A pioneering scheme for people with learning difficulties has become the latest victim of council cuts in our region.
The Nature Corridors for All project in Lewes has been told by East Sussex County Council that the £50,000 a year it takes to fund it - will be stopped.
And as Andy Dickenson reports, its organisers have been left asking just where the cuts will end?
He speaks to Ebrima Furlong from Priory School, Jackie Poole, a participant of the scheme, and Dr John Parry, it's organiser.
A senior French minister triggered a furious political row today by saying the Calais migrant camp will come to Kent if Britain votes to leave the European Union.
Economy minister Emmanuel Macron told the Financial Times that leaving would end the agreement that allows the UK to enforce border controls - and keep unwanted migrants on the French side of the Channel.
It's the first time a French government figure has made such a threat. But it's being branded "scaremongering' by MPs campaigning for the UK to remain in the EU. More from our political correspondent Phil Hornby.
The economy... security... trade... immigration? What will decide how you vote in the big EU referendum debate this June? Today, another flashpoint: Calais, with the Remain campaign highlighting the French Government's claim that the so-called jungle could move to Kent if we vote Out.
Anneliese Dodds MEP, the Labour euro-MP for south east England and Conor Burns, the Conservative MP for Bournemouth West argue the case for and against. And we meet Arthur, a 102-year-old voter who promises to that on June 23 he will "crawl" to the voting booth, if he has to.
France could end UK border checks in Calais if the UK votes to leave the EU, a French government minister has said.Read the full story ›
A man whose 14-year-old granddaughter was killed by a driver who was under the influence of drugs says people who knowingly get behind the wheel in that state are 'stupid and selfish'.
Peter Saunders has been speaking out about his family's loss, to highlight just how devastating the impact of drug driving can be.
Today marks the first anniversary of the introduction of new legislation to punish drug drivers.

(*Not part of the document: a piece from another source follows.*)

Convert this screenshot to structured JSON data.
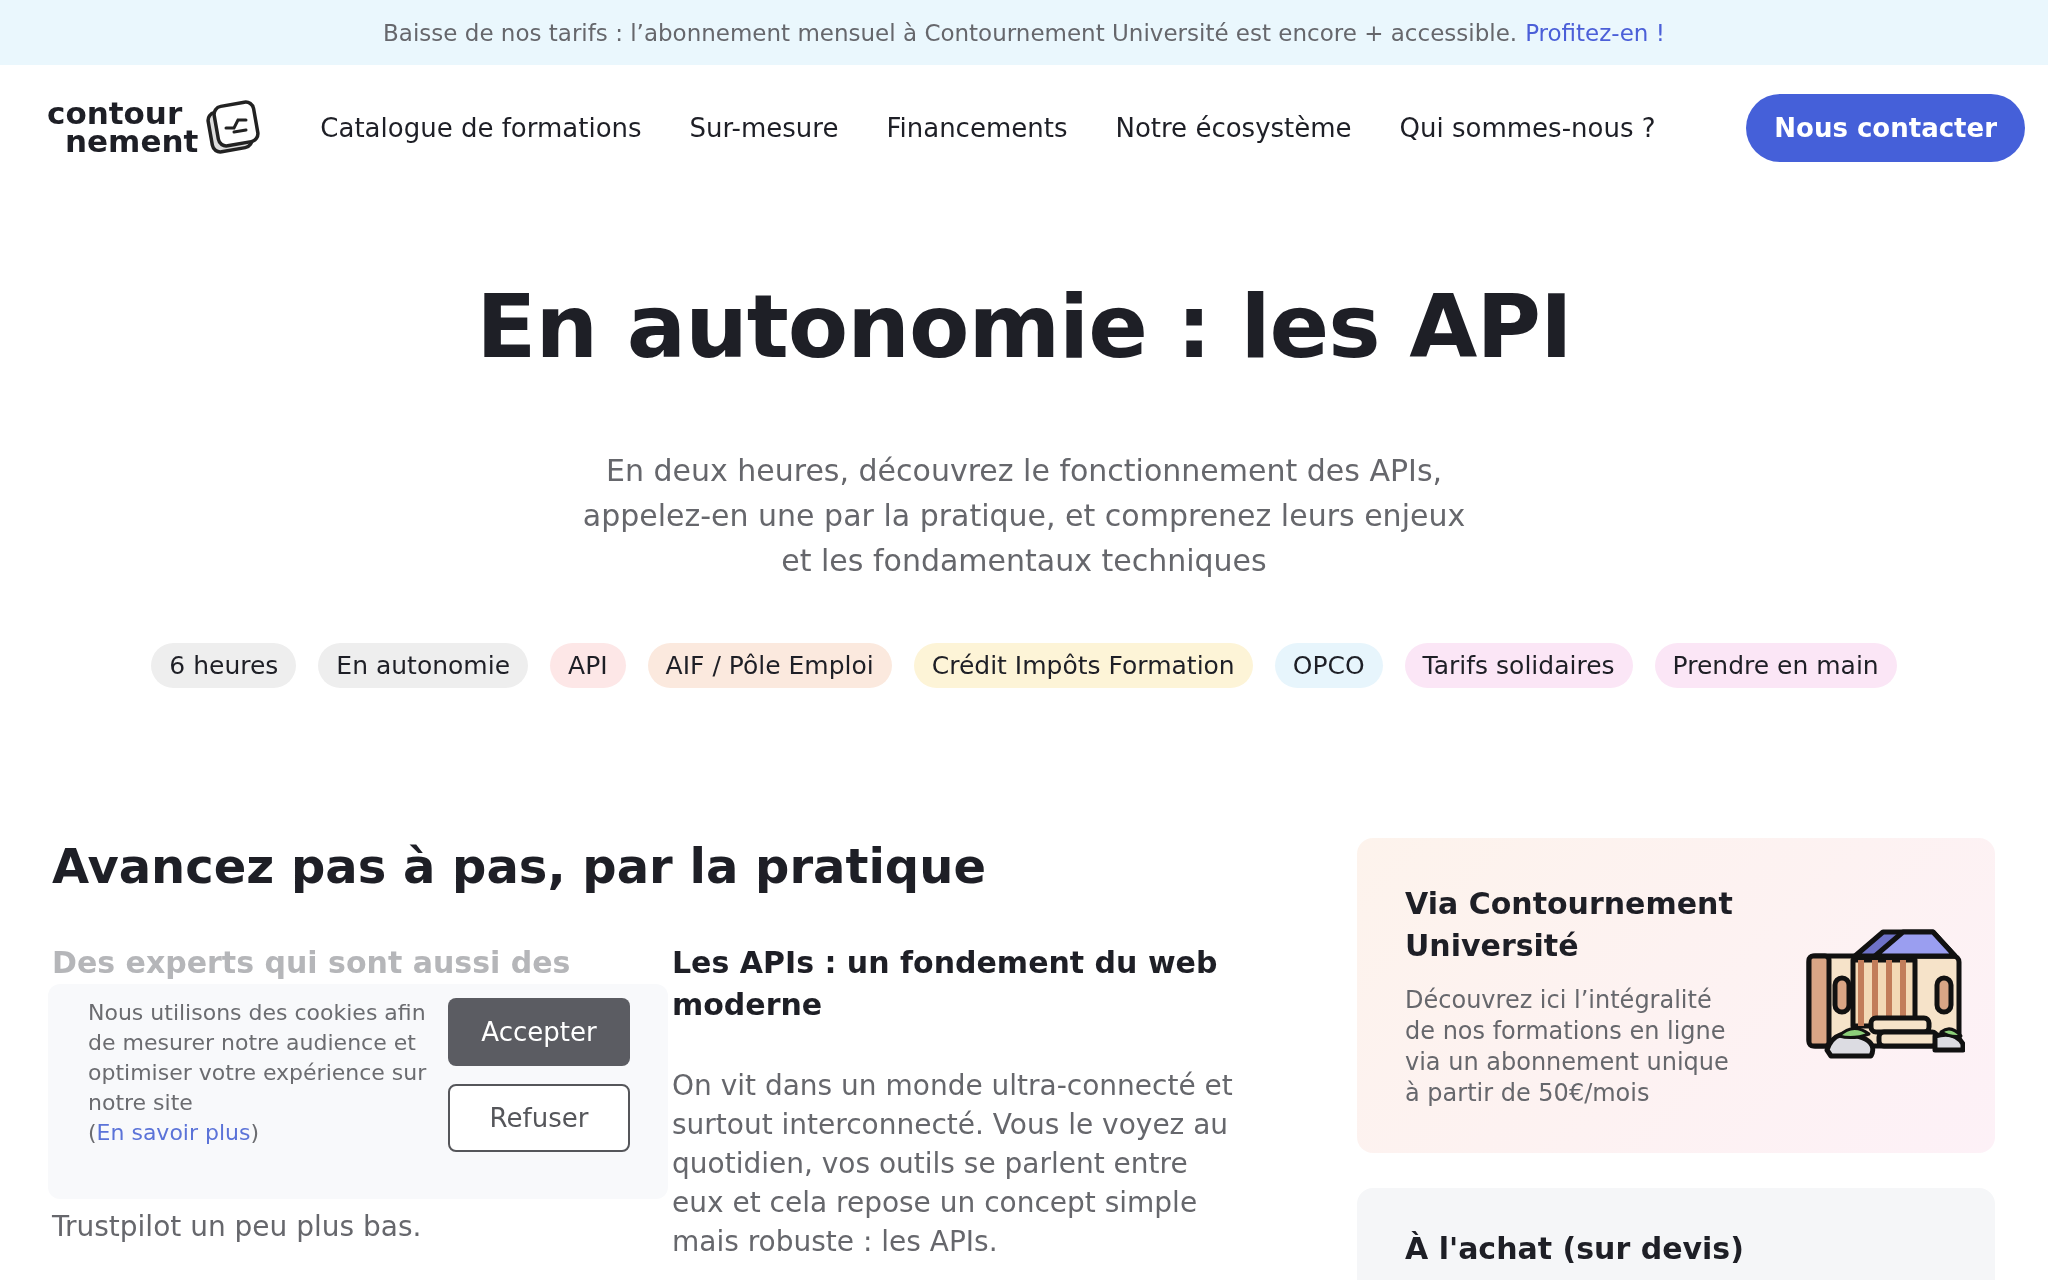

However new figures released today show people are still risking lives by driving high.
Over the past year there's been 295 arrests for drug-driving in Sussex. In Kent there were 79 arrests in the first six months. Matt Price reports.
Find out more about the drug driving laws and the penalties here.
Surrey Police have reported making 127 arrests in connection with drug driving related incidents since anew law making roadside testing and conviction easier was introduced exactly a year ago today.
Taken drugs? Want to drive? THINK! again – our officers have a roadside swab test will find you out. https://t.co/3FhiMpAMzj
Police in Sussex and Surrey are reminding people of the consequences of drug driving. The warning from the Surrey & Sussex Roads Policing Unit comes on the first anniversary of a new law which made it easier for them to catch and convict people driving under the influence of drugs.
A total of 295 arrests related to drug-driving were made in Sussex between 2nd March 2015 and the 29th February 2016. Two hundred and twenty-two of those offences were for driving with a [proportion of a specified controlled drug above the specified limit.
"The consequences of drug-driving can be lethal. Substances - both legal and illegal - can seriously impair your ability to drive, which could cause a serious or even a fatal collision.
"But there's also a knock-on effect - a conviction is likely to increase the cost of your car insurance, you could lose your job and you could have difficulty travelling to other countries. Above all, drug-driving is not a risk worth taking.
"We have a duty and a commitment to keep the roads in Sussex safe, and as such we take a zero tolerance approach to drug-driving. Anyone caught committing the offence will be dealt with accordingly."
Find out more about the drug driving law here.